The state lost around 268,000 manufacturing jobs from January 1999 to December 2007, according to figures from the Brookings Institution, a Washington-based think tank. An additional 150,000 jobs were lost between December 2007 and November 2009, accounting for nearly half of the total job loss in the state.
Ed Burghard, executive director of the nonprofit Ohio Business Development Coalition, said that the same traits that made Ohio a manufacturing leader in the past would help guide the state out of the grim recent history.
Shipping, Well-Trained Workforce Give Ohio Edge
Ohio is within 600 miles of more than 60 percent of all U.S. and Canadian manufacturing locations, and the state’s border with the Great Lakes gives it immediate access to transatlantic shipping, he said. Major interstate highways crisscross the state, and railway and air cargo infrastructure is built up across the state.

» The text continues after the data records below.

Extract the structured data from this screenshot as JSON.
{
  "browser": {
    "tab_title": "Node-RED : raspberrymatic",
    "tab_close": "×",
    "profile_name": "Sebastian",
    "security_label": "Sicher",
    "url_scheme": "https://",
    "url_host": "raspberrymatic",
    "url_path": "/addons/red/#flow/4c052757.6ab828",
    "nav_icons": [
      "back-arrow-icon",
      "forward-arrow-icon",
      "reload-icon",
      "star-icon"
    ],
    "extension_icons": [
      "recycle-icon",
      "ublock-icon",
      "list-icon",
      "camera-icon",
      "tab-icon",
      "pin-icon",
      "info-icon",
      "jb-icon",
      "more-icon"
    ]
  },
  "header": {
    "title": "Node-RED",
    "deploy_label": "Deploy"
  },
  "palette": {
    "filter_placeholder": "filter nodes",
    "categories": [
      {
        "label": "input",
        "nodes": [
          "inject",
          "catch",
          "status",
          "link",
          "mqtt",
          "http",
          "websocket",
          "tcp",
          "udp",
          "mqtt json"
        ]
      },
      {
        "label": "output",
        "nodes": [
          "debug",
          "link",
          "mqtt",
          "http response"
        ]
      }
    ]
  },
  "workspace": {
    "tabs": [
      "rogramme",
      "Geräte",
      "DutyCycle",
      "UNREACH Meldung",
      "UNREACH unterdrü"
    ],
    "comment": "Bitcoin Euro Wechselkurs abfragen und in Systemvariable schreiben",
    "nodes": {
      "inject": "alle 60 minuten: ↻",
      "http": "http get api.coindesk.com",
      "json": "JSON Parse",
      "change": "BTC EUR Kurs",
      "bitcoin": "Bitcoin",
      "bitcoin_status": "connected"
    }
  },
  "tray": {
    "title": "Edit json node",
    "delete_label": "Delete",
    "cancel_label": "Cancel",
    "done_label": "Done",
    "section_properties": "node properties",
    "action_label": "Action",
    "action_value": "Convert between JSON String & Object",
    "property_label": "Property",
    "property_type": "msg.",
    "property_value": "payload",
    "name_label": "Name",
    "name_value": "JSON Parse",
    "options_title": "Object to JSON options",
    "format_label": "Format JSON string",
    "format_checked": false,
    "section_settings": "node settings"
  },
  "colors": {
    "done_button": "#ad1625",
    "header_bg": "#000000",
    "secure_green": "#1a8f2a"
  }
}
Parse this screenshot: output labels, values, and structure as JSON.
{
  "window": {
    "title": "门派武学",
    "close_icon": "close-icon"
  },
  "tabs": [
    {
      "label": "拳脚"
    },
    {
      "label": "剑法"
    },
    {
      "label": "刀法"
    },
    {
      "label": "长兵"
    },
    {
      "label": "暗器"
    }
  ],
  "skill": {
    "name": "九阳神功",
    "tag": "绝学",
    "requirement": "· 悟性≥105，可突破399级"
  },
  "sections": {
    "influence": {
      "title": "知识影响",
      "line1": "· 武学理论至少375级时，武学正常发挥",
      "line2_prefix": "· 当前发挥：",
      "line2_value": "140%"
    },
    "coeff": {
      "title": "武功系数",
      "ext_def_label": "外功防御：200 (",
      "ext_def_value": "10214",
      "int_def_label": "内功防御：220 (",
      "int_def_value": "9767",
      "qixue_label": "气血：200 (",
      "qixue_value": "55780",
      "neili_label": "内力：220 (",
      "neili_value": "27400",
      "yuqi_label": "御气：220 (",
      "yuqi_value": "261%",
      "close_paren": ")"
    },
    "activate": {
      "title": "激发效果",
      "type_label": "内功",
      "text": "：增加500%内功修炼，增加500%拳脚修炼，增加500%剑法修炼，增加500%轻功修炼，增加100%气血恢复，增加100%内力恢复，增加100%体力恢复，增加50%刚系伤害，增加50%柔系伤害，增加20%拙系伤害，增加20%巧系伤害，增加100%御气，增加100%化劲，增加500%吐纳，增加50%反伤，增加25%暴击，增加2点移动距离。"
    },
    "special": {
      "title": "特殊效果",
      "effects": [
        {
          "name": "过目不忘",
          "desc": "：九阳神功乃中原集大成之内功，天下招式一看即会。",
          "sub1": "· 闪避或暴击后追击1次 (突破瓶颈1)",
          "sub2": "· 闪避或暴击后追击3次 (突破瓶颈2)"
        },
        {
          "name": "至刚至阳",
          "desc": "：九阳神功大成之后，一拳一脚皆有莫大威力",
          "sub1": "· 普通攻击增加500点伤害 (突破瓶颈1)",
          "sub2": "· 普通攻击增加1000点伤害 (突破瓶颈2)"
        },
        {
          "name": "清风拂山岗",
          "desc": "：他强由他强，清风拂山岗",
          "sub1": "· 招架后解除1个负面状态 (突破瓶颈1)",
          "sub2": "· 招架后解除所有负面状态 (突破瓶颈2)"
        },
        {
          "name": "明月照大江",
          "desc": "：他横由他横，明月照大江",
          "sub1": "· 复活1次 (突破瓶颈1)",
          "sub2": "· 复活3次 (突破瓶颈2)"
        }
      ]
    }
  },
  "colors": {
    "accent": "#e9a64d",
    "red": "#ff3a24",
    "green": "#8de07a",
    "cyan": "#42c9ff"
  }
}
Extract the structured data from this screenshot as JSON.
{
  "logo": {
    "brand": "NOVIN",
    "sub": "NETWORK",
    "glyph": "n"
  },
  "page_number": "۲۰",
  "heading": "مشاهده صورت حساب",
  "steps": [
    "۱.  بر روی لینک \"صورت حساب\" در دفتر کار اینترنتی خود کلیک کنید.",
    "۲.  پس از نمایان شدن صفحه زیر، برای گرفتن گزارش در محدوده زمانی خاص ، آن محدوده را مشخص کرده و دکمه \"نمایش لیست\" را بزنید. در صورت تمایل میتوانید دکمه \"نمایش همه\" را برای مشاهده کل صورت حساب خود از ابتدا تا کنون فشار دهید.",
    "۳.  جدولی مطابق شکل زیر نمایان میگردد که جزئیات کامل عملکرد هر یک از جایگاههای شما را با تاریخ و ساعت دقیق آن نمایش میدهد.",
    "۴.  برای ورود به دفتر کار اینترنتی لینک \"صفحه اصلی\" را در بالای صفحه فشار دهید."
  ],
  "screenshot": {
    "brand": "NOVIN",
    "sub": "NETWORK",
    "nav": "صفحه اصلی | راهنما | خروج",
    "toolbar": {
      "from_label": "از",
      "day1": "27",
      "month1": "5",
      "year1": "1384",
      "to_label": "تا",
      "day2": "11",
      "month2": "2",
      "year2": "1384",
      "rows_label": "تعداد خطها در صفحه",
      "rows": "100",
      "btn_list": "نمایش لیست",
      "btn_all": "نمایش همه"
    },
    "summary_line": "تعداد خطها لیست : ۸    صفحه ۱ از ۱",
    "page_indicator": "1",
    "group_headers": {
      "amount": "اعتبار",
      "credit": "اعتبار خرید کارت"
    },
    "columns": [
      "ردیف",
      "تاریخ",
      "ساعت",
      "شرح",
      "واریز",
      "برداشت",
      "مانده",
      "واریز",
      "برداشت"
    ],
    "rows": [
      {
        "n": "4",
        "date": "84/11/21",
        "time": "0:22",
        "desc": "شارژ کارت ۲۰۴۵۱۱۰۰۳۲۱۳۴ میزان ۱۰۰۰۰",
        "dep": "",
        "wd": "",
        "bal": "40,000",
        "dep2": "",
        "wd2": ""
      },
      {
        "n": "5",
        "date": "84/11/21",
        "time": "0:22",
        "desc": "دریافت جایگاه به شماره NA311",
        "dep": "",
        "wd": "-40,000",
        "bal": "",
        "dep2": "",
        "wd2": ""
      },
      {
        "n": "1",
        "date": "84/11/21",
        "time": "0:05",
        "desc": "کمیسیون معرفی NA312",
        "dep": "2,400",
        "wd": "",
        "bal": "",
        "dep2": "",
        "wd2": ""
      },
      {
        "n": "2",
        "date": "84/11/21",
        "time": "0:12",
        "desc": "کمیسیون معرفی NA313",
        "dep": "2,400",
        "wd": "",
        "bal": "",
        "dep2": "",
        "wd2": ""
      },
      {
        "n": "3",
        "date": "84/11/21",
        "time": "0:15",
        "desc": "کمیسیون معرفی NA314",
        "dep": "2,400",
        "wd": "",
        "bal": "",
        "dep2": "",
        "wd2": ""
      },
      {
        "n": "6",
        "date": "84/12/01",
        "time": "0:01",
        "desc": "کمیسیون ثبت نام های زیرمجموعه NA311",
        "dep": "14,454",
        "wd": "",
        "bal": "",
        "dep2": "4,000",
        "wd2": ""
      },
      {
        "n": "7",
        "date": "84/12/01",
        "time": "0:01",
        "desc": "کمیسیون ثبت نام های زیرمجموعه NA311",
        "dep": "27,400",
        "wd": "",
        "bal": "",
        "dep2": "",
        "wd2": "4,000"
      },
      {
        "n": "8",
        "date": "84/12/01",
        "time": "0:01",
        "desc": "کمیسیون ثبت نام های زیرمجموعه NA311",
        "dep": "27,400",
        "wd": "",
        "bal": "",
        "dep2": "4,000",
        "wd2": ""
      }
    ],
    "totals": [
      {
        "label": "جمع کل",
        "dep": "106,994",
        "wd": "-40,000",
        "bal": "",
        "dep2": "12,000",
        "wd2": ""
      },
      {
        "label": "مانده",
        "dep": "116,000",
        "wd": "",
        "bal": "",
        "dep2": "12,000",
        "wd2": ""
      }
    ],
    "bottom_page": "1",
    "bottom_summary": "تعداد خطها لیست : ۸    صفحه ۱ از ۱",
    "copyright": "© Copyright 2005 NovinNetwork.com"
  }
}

“If something is made in the state, it can be moved to markets in a cost-effective way. That’s one major enabler of the success we’re starting to see” in clean energy industries, Burghard told SolveClimate News.
The state also touts a well-trained industrial workforce and hosts an array of major research institutions such as Battelle, the Central Ohio Hub for Advanced Energy Manufacturing and Energy Storage, plus seven statewide Edison Technology Centers.
Another big strength for Ohio manufacturers is its position as the seventh-largest exporting state in the country, a particularly key quality as domestic renewable energy markets lag behind those in Europe and Asia.
Burghard said the state had eliminated taxes on capital improvements, inventory and out-of-state or overseas sales to keep Ohio competitive with global manufacturers.
Renewable Portfolio Standard Also Plays a Role
ELPC said that Ohio’s aggressive renewable portfolio standard (RPS) also played a role in boosting green manufacturing. The RPS signals to firms that more wind farms, solar plants and other alternative projects will require more components like the ones their factories produce.
In 2008, Ohio mandated that 12.5 percent of electricity sold in state must come from renewable energy sources like wind and solar by 2025, while an additional 12.5 percent must come from alternative energy sources, such as nuclear power, natural gas and so-called “clean coal.”
Although Ohio has just 10 megawatts of installed wind capacity and slightly more solar capacity, projects underway this year will add 1,300 megawatts and 50 megawatts of installed wind and solar, respectively.
In Cardinal Fastener’s case, more than 95 percent of the firm’s wind turbine generator fasteners are exported to states with strong RPS policies in place, according to the ELPC study.
However, John Grabner said that a federal clean energy standard is the biggest way to boost green manufacturing in Ohio.
Domestic suppliers are “losing our edge” because the demand for renewable energy is so much greater abroad, he said.
Scott Miller added: “A federal standard would set a national market and send a signal to overseas markets to locate in Ohio.”